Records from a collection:
- - - -
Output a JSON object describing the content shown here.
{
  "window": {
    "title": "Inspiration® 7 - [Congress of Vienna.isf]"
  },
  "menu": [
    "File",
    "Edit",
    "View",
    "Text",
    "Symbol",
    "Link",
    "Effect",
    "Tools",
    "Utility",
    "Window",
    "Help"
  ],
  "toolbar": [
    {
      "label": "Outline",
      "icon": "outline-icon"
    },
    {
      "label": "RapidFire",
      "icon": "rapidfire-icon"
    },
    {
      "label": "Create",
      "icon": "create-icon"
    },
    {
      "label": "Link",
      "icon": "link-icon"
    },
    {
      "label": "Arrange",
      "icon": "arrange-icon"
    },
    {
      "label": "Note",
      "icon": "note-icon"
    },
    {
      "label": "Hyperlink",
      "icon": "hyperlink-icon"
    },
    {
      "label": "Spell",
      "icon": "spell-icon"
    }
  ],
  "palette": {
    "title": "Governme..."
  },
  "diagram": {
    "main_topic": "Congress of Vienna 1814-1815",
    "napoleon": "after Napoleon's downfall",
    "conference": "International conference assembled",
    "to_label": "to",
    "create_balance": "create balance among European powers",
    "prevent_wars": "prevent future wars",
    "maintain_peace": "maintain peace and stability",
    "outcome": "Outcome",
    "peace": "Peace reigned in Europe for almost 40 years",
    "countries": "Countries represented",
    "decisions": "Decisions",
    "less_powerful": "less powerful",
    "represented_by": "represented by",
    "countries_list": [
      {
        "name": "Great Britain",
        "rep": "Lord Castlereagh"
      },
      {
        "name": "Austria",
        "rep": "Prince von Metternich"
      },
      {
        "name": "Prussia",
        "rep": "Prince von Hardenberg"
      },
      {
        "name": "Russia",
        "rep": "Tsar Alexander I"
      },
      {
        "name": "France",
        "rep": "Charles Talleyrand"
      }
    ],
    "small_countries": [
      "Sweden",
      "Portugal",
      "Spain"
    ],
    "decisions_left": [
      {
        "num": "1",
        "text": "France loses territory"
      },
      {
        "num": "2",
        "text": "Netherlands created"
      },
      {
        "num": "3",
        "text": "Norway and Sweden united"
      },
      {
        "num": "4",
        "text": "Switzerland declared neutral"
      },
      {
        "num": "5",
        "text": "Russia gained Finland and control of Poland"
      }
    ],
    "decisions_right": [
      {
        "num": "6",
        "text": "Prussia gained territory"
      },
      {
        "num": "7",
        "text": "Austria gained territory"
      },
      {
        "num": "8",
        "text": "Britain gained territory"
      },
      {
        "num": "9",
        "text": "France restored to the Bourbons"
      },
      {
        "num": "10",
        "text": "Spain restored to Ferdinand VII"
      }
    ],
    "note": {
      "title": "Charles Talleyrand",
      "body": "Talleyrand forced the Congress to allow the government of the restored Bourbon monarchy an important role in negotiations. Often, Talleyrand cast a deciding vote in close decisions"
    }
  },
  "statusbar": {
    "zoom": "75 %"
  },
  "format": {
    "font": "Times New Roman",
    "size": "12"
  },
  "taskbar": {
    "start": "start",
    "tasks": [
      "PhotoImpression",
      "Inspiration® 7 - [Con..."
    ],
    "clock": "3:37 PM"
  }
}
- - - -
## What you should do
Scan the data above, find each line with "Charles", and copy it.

## Result of the exercise
        "rep": "Charles Talleyrand"
      "title": "Charles Talleyrand",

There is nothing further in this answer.